YOUR INSTRUCTIONS
Any image found in the entries is to be skipped; the rest is returned word for word.

Data about app and page elements
%%

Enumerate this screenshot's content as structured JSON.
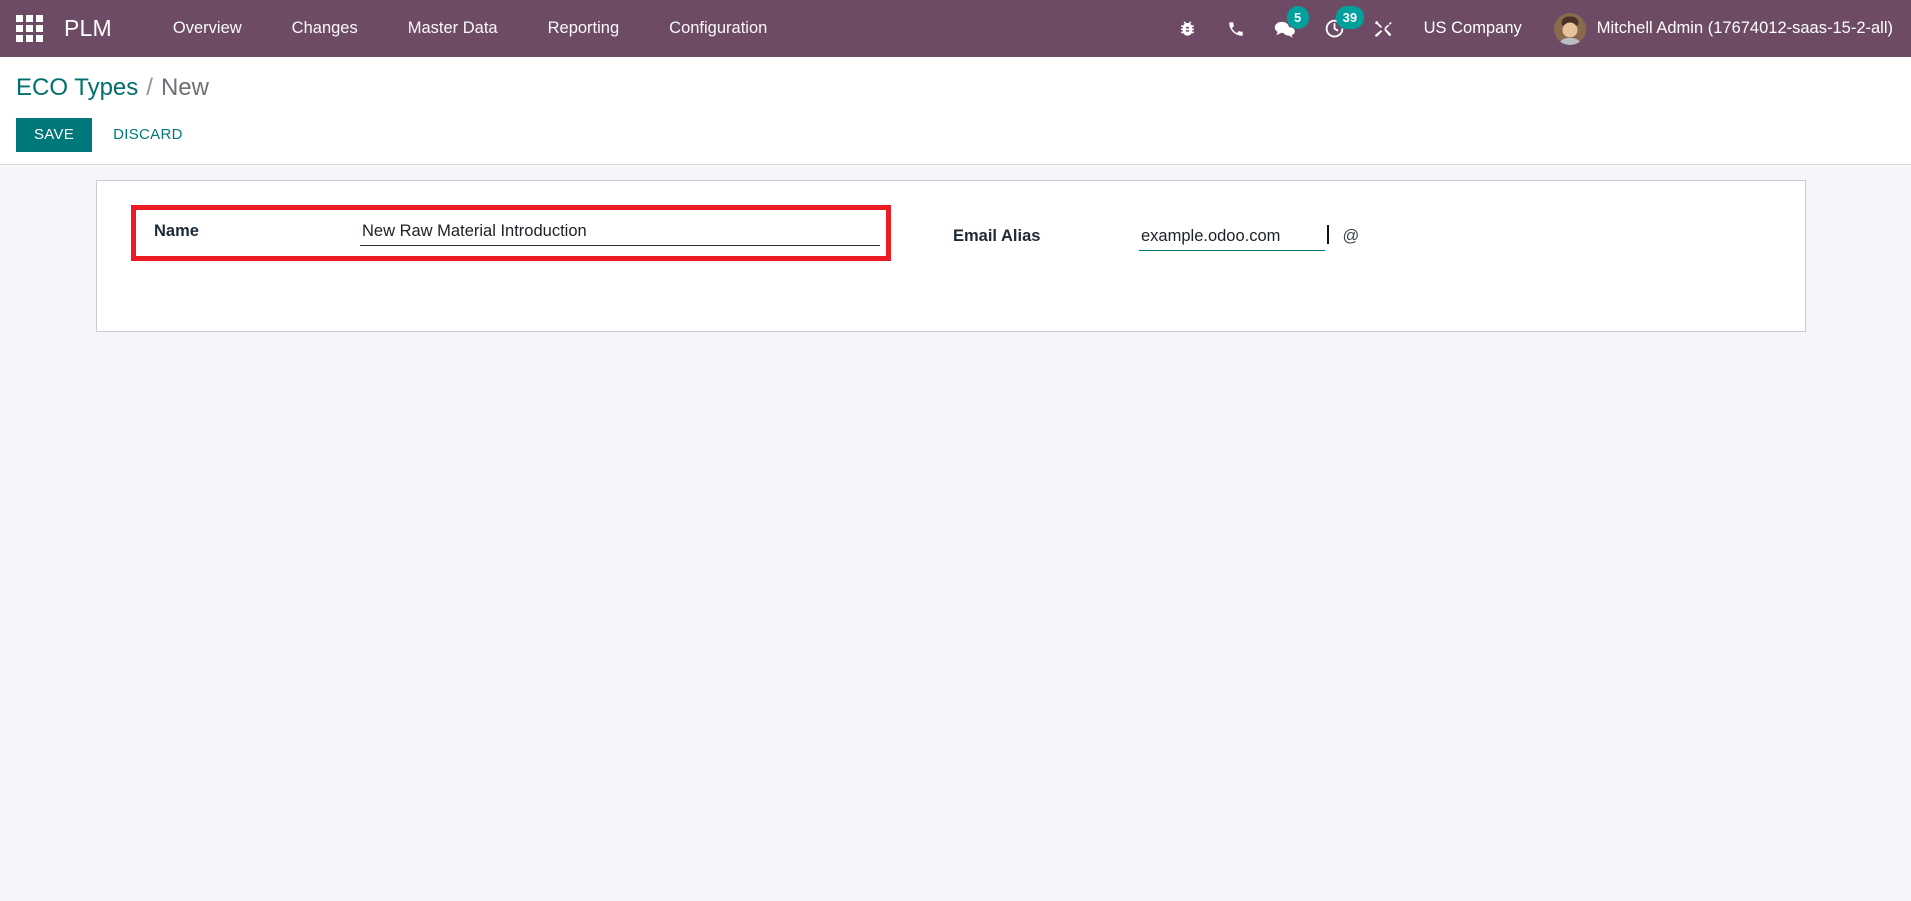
{
  "navbar": {
    "apps_icon": "apps-grid-icon",
    "brand": "PLM",
    "menu": [
      {
        "label": "Overview"
      },
      {
        "label": "Changes"
      },
      {
        "label": "Master Data"
      },
      {
        "label": "Reporting"
      },
      {
        "label": "Configuration"
      }
    ],
    "systray": [
      {
        "icon": "bug-icon",
        "badge": null
      },
      {
        "icon": "phone-icon",
        "badge": null
      },
      {
        "icon": "messages-icon",
        "badge": "5"
      },
      {
        "icon": "activities-clock-icon",
        "badge": "39"
      },
      {
        "icon": "tools-icon",
        "badge": null
      }
    ],
    "company": "US Company",
    "user": "Mitchell Admin (17674012-saas-15-2-all)",
    "colors": {
      "navbar_bg": "#6d4b65",
      "badge_bg": "#00a09d"
    }
  },
  "control_panel": {
    "breadcrumb": {
      "root": "ECO Types",
      "separator": "/",
      "current": "New"
    },
    "buttons": {
      "save": "SAVE",
      "discard": "DISCARD"
    },
    "colors": {
      "primary": "#00787b",
      "link": "#00706e"
    }
  },
  "form": {
    "name_field": {
      "label": "Name",
      "value": "New Raw Material Introduction",
      "placeholder": "",
      "highlight_color": "#ed1c24"
    },
    "email_alias_field": {
      "label": "Email Alias",
      "value": "example.odoo.com",
      "placeholder": "",
      "suffix": "@"
    }
  }
}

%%

EXERCISE OUTPUT
Enumerate this screenshot's content as structured JSON.
{
  "navbar": {
    "apps_icon": "apps-grid-icon",
    "brand": "PLM",
    "menu": [
      {
        "label": "Overview"
      },
      {
        "label": "Changes"
      },
      {
        "label": "Master Data"
      },
      {
        "label": "Reporting"
      },
      {
        "label": "Configuration"
      }
    ],
    "systray": [
      {
        "icon": "bug-icon",
        "badge": null
      },
      {
        "icon": "phone-icon",
        "badge": null
      },
      {
        "icon": "messages-icon",
        "badge": "5"
      },
      {
        "icon": "activities-clock-icon",
        "badge": "39"
      },
      {
        "icon": "tools-icon",
        "badge": null
      }
    ],
    "company": "US Company",
    "user": "Mitchell Admin (17674012-saas-15-2-all)",
    "colors": {
      "navbar_bg": "#6d4b65",
      "badge_bg": "#00a09d"
    }
  },
  "control_panel": {
    "breadcrumb": {
      "root": "ECO Types",
      "separator": "/",
      "current": "New"
    },
    "buttons": {
      "save": "SAVE",
      "discard": "DISCARD"
    },
    "colors": {
      "primary": "#00787b",
      "link": "#00706e"
    }
  },
  "form": {
    "name_field": {
      "label": "Name",
      "value": "New Raw Material Introduction",
      "placeholder": "",
      "highlight_color": "#ed1c24"
    },
    "email_alias_field": {
      "label": "Email Alias",
      "value": "example.odoo.com",
      "placeholder": "",
      "suffix": "@"
    }
  }
}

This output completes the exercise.